Friday, February 23, 2007


One of the less-pleasant things about Berkeley was the degree of Liberal Coccooning. That is to say, being a Liberal became such a tremendous part of your lifestyle and your everyday experiences that there was very little chance of ever encountering non-Liberals. You shopped at Berkeley Bowl, lived in a completely Liberal town, read liberal magazines, and hung out with Liberal friends.

But political movements do not thrive in coccoons. They die. The practitioners grow out of touch, insular, and intolerant of outside opinions. When's the last time Berkeley-style liberalism made a national impact? Late 80s? Winning in politics requires conversion and alliances, not just base-rousing. Witness the Democrats' base-oriented strategy in 2004, where even heraculean efforts by Berkeley-based outfits like Moveon had marginal success at best. And the failure of Michael Moore-style self-congratulatory media.
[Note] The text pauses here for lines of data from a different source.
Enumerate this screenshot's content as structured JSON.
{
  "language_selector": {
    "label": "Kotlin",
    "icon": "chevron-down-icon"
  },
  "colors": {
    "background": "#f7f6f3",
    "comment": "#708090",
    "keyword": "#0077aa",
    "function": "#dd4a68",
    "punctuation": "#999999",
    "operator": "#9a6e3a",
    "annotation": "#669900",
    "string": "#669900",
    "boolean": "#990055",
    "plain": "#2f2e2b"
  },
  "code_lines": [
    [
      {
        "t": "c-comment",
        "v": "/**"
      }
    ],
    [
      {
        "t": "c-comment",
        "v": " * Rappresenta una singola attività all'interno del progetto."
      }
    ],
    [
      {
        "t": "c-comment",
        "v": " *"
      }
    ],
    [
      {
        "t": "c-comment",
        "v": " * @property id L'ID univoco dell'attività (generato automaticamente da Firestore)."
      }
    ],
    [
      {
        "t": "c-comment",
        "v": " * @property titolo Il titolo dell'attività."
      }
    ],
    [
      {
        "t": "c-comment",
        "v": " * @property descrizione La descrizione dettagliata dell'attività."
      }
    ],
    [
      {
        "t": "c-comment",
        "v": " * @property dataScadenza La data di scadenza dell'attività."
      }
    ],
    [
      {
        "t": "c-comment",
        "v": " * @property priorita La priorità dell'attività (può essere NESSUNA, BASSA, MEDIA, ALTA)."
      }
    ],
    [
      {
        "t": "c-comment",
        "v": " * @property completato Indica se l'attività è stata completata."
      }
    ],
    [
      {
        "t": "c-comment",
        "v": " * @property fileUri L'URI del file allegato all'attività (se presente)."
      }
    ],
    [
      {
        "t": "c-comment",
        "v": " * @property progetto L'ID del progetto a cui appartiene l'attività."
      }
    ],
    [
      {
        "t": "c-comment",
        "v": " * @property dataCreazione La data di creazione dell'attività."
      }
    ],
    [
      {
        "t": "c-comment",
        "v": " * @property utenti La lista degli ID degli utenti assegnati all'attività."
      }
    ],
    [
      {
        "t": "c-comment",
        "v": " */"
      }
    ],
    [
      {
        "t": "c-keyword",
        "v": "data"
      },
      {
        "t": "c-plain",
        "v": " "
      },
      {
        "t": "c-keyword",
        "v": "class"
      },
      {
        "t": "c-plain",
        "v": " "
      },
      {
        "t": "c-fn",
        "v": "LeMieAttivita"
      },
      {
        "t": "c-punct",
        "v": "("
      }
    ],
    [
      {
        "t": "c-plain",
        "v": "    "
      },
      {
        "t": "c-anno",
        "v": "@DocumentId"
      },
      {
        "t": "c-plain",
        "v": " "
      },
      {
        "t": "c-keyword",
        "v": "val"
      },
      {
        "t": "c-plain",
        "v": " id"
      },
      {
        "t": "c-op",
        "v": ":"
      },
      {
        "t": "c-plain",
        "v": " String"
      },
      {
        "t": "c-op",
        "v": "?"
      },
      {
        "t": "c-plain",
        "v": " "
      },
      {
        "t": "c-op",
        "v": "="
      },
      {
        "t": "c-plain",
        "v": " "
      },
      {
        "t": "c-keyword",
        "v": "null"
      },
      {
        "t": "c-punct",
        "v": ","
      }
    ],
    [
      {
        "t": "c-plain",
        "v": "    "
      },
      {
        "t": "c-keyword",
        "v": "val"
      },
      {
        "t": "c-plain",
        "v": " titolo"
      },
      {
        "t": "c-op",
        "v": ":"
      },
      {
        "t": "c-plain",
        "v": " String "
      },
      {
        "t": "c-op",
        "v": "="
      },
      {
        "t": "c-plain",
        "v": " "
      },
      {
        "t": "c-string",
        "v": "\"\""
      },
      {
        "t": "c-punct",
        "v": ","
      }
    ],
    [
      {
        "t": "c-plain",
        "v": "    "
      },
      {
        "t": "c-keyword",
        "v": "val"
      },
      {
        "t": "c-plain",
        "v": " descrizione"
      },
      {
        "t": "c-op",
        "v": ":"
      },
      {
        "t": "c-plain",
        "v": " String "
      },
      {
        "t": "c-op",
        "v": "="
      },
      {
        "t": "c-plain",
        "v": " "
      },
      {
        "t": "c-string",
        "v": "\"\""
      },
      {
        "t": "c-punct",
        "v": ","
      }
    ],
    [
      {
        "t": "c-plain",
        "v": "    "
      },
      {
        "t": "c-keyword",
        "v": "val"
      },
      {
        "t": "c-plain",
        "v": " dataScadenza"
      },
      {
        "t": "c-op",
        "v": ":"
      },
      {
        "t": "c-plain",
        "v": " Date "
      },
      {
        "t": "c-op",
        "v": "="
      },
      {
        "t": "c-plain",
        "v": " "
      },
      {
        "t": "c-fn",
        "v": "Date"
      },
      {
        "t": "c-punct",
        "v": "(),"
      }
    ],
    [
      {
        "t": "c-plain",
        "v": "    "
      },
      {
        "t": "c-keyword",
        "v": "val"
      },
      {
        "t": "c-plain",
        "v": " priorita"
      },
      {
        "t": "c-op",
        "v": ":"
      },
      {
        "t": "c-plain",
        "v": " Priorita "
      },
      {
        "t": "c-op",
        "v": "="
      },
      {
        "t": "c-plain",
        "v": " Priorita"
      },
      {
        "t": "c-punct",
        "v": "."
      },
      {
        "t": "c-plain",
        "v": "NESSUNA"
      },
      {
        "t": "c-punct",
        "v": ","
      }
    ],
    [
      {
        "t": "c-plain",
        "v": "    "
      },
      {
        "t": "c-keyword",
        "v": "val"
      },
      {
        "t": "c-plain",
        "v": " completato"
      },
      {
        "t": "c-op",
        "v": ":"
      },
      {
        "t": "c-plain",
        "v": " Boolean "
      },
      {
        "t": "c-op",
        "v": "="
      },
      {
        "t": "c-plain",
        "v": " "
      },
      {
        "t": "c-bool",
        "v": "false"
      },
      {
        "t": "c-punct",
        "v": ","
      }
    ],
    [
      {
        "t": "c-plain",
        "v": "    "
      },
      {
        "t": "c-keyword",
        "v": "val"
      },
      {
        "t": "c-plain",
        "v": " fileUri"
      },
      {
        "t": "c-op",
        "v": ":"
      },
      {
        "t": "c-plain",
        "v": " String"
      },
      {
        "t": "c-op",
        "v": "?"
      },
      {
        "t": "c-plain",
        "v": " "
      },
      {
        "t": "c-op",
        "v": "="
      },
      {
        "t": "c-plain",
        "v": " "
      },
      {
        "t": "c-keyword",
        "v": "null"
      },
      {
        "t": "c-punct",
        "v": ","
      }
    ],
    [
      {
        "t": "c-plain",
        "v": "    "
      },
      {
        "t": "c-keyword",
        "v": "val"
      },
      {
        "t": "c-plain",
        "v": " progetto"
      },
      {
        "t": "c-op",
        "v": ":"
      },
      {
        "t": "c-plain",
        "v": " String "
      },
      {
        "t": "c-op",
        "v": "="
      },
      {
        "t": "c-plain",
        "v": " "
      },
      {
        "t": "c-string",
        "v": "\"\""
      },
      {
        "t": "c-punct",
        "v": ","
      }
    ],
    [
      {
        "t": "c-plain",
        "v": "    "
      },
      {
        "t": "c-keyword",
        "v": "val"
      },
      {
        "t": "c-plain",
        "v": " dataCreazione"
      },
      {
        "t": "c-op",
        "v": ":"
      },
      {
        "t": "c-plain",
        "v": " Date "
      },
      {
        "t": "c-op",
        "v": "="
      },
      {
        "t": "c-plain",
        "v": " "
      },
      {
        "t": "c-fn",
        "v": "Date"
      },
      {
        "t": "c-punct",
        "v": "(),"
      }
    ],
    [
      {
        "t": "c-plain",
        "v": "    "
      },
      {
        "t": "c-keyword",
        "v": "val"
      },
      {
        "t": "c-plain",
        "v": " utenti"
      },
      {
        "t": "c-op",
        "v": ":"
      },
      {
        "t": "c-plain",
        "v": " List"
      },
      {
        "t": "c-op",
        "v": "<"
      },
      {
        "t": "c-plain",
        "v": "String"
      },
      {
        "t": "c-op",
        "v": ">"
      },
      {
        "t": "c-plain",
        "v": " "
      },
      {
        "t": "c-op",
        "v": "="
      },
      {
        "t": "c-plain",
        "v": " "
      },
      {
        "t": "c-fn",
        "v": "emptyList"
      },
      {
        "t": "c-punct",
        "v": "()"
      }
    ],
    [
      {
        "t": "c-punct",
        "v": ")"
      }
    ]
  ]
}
That's why Dean's version of a muscular, outreach-oriented Democratic party is such an improvement. And why even the hardliners at Kos are preaching engagement with the rest of the country. It doesn't even need to be engagement that gives up principles, but a level of cultural and civic outreach that gets outside of the Liberal comfort zone and into the rest of America.

And I'm so pleased to see that Republicans are going in the opposite direction. Just as Democrats are consciously working to re-engage the rest of the country, the Republicans are engaged in a tremendous effort of cocoon spinning. Fox News. Republican dating sites. Republican-only websites. Even a Republican version of Wikipedia. (!)

It must be so puzzling for Republicans. Even as they've created a mirror world of self-congratulations and personally-oriented media, they've dropped like very heavy stones in polls and approval ratings. And, stuck in an echo chamber, they can't seem to figure out what went wrong.


Paul said...

At any time an ordinary person would want to shop, Berkeley Bowl is a terrible place to do it.

Rebecca C. Brown said...

Josh and I literally could not shop there today because there were no parking spaces within a 10-minute walk of the place. (So we went to Trader Joe's first and came back to Berkeley Bowl an hour and a half later.)

I'll let you in on a little secret: Go there at 5 PM on a Sunday, an hour before they close. It's a relative ghost town.

Ya know, Kevin, I never felt like I was in a cocoon at Berkeley. It's not like only liberal websites are allowed to feed into the city. I think people exaggerate the liberal-ness of the city and the university for dramatic effect.